Anspach & Hobday celebrated its birthday by pouring a Single Hop IPA direct from the tank at their Bermondsey home, which was obviously as fresh as can be, and excellent. They also had a very famous guest, which certainly brought in the crowds: 3 Floyds Zombie Dust, arguably the most renowned Pale Ale in the world. I had only had it at festivals, which is a different type of tasting experience, so it was great to drink it normally.

Deya TTO at GNRT, Hornsey. I drank Steady Rollin’ Man APA, This Ai’nt My First Rodeo, a porter in collaboration with Duration and Rave coffee, Falling into place DIPA and Gareth brews Pale Ale, a superb brewers’ special.

King Arms, E2 hosted an MTB with Menno Oliver of De Molen, although I visited later and didn’t meet him.  Amarillo DIPA, Bommen & Granaten Brett Rioja BA Barley Wine, Mout & Mocca Imperial Stout, Vur & Vlam IPA and Rasputin, a sweet Imperial Stout, all balanced by the refreshing Hop & Liefde Pale Ale!

Mother Kelly’s have a very close relationship with Põhjala, Tallinn’s finest so it was no surprise to see the Vauxhall branch host a TTO. Oo, an Imperial Baltic Porter, Vermalised an IPA,  Must Kuld El Salvador a Coffee Porter, and Kalana, a Brown Ale all enjoyable.

The month ended with Easter, whose loss of beer festivals I have already lamented…..
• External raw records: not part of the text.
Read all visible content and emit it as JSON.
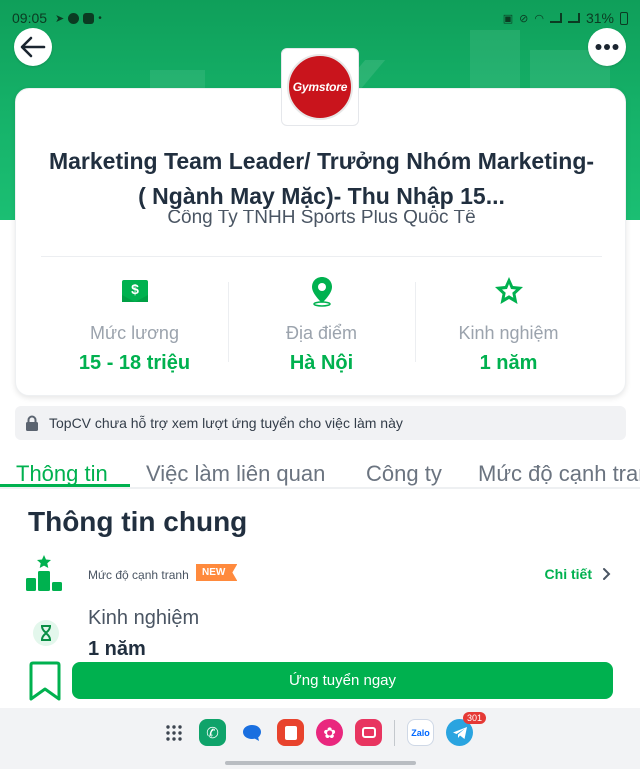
{
  "status_bar": {
    "time": "09:05",
    "battery": "31%"
  },
  "job": {
    "logo_text": "Gymstore",
    "title": "Marketing Team Leader/ Trưởng Nhóm Marketing- ( Ngành May Mặc)- Thu Nhập 15...",
    "company": "Công Ty TNHH Sports Plus Quốc Tế",
    "stats": [
      {
        "label": "Mức lương",
        "value": "15 - 18 triệu",
        "icon": "money-icon"
      },
      {
        "label": "Địa điểm",
        "value": "Hà Nội",
        "icon": "location-pin-icon"
      },
      {
        "label": "Kinh nghiệm",
        "value": "1 năm",
        "icon": "star-badge-icon"
      }
    ]
  },
  "notice": {
    "text": "TopCV chưa hỗ trợ xem lượt ứng tuyển cho việc làm này"
  },
  "tabs": [
    {
      "label": "Thông tin",
      "active": true
    },
    {
      "label": "Việc làm liên quan",
      "active": false
    },
    {
      "label": "Công ty",
      "active": false
    },
    {
      "label": "Mức độ cạnh tranh",
      "active": false
    }
  ],
  "section": {
    "title": "Thông tin chung",
    "competition_label": "Mức độ cạnh tranh",
    "new_badge": "NEW",
    "detail_link": "Chi tiết",
    "experience_label": "Kinh nghiệm",
    "experience_value": "1 năm"
  },
  "actions": {
    "apply_label": "Ứng tuyển ngay"
  },
  "dock": {
    "telegram_badge": "301",
    "zalo_label": "Zalo"
  },
  "colors": {
    "brand_green": "#00b14f",
    "badge_orange": "#ff8a3d",
    "logo_red": "#c9141c"
  }
}
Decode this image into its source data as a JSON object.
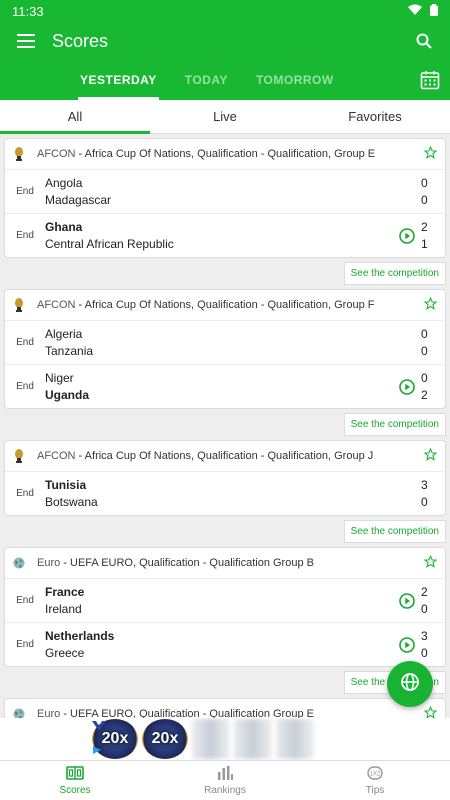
{
  "status_bar": {
    "time": "11:33"
  },
  "app_bar": {
    "title": "Scores"
  },
  "day_tabs": [
    "YESTERDAY",
    "TODAY",
    "TOMORROW"
  ],
  "filter_tabs": [
    "All",
    "Live",
    "Favorites"
  ],
  "see_label": "See the competition",
  "end_label": "End",
  "groups": [
    {
      "abbr": "AFCON",
      "name": "Africa Cup Of Nations, Qualification - Qualification, Group E",
      "matches": [
        {
          "home": "Angola",
          "away": "Madagascar",
          "hs": "0",
          "as": "0"
        },
        {
          "home": "Ghana",
          "away": "Central African Republic",
          "hs": "2",
          "as": "1"
        }
      ]
    },
    {
      "abbr": "AFCON",
      "name": "Africa Cup Of Nations, Qualification - Qualification, Group F",
      "matches": [
        {
          "home": "Algeria",
          "away": "Tanzania",
          "hs": "0",
          "as": "0"
        },
        {
          "home": "Niger",
          "away": "Uganda",
          "hs": "0",
          "as": "2"
        }
      ]
    },
    {
      "abbr": "AFCON",
      "name": "Africa Cup Of Nations, Qualification - Qualification, Group J",
      "matches": [
        {
          "home": "Tunisia",
          "away": "Botswana",
          "hs": "3",
          "as": "0"
        }
      ]
    },
    {
      "abbr": "Euro",
      "name": "UEFA EURO, Qualification - Qualification Group B",
      "matches": [
        {
          "home": "France",
          "away": "Ireland",
          "hs": "2",
          "as": "0"
        },
        {
          "home": "Netherlands",
          "away": "Greece",
          "hs": "3",
          "as": "0"
        }
      ]
    },
    {
      "abbr": "Euro",
      "name": "UEFA EURO, Qualification - Qualification Group E"
    }
  ],
  "ad": {
    "text_1": "20x",
    "text_2": "20x"
  },
  "bottom_nav": [
    "Scores",
    "Rankings",
    "Tips"
  ],
  "colors": {
    "primary": "#18b833",
    "accent_text": "#18a82f"
  }
}
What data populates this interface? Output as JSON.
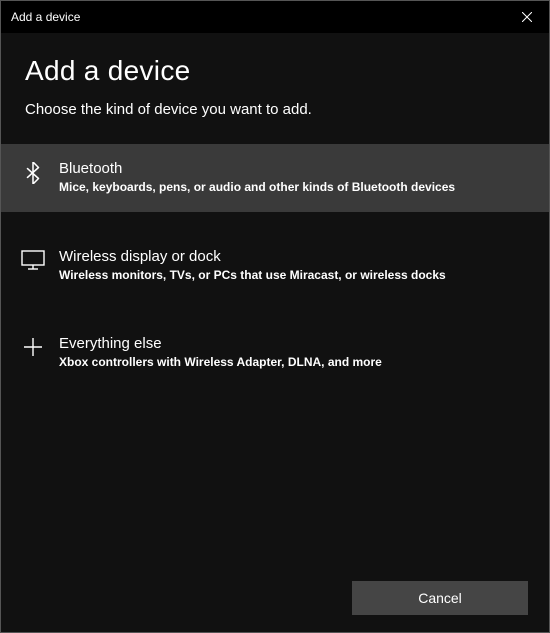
{
  "titlebar": {
    "title": "Add a device"
  },
  "header": {
    "title": "Add a device",
    "subtitle": "Choose the kind of device you want to add."
  },
  "options": [
    {
      "icon": "bluetooth-icon",
      "title": "Bluetooth",
      "desc": "Mice, keyboards, pens, or audio and other kinds of Bluetooth devices",
      "selected": true
    },
    {
      "icon": "monitor-icon",
      "title": "Wireless display or dock",
      "desc": "Wireless monitors, TVs, or PCs that use Miracast, or wireless docks",
      "selected": false
    },
    {
      "icon": "plus-icon",
      "title": "Everything else",
      "desc": "Xbox controllers with Wireless Adapter, DLNA, and more",
      "selected": false
    }
  ],
  "footer": {
    "cancel_label": "Cancel"
  }
}
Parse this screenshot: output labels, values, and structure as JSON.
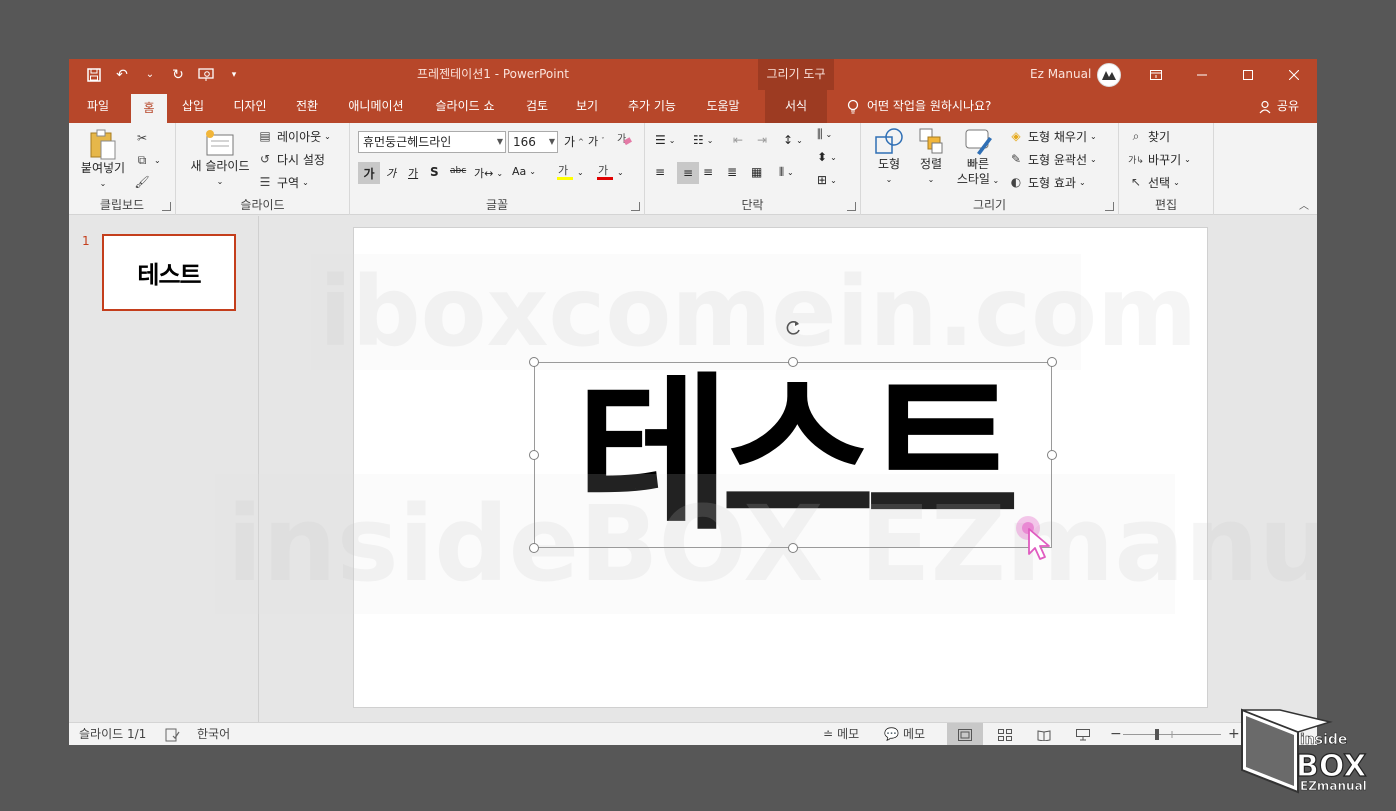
{
  "app": {
    "doc_title": "프레젠테이션1  -  PowerPoint",
    "context_tool": "그리기 도구",
    "account_name": "Ez Manual"
  },
  "tabs": [
    {
      "label": "파일"
    },
    {
      "label": "홈"
    },
    {
      "label": "삽입"
    },
    {
      "label": "디자인"
    },
    {
      "label": "전환"
    },
    {
      "label": "애니메이션"
    },
    {
      "label": "슬라이드 쇼"
    },
    {
      "label": "검토"
    },
    {
      "label": "보기"
    },
    {
      "label": "추가 기능"
    },
    {
      "label": "도움말"
    },
    {
      "label": "서식"
    }
  ],
  "tellme": "어떤 작업을 원하시나요?",
  "share": "공유",
  "ribbon": {
    "clipboard": {
      "label": "클립보드",
      "paste": "붙여넣기"
    },
    "slides": {
      "label": "슬라이드",
      "new_slide": "새 슬라이드",
      "layout": "레이아웃",
      "reset": "다시 설정",
      "section": "구역"
    },
    "font": {
      "label": "글꼴",
      "font_name": "휴먼둥근헤드라인",
      "font_size": "166"
    },
    "paragraph": {
      "label": "단락"
    },
    "drawing": {
      "label": "그리기",
      "shapes": "도형",
      "arrange": "정렬",
      "quick_styles_1": "빠른",
      "quick_styles_2": "스타일",
      "fill": "도형 채우기",
      "outline": "도형 윤곽선",
      "effects": "도형 효과"
    },
    "editing": {
      "label": "편집",
      "find": "찾기",
      "replace": "바꾸기",
      "select": "선택"
    }
  },
  "thumbnail": {
    "number": "1",
    "text": "테스트"
  },
  "slide": {
    "title_text": "테스트"
  },
  "watermarks": {
    "top": "iboxcomein.com",
    "bottom": "insideBOX EZmanual"
  },
  "status": {
    "slide_info": "슬라이드 1/1",
    "language": "한국어",
    "notes": "메모",
    "comments": "메모"
  },
  "logo": {
    "line1": "inside",
    "line2": "BOX",
    "line3": "EZmanual"
  },
  "colors": {
    "accent": "#b7472a",
    "accent_dark": "#9d3b22",
    "selected_thumb": "#c43e1c"
  }
}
Reporting from the front-line – Amateur Drinker manages to get along to all the beer things you’d like to but couldn’t. If you see this man and are tempted to buy him a drink think of the consequences.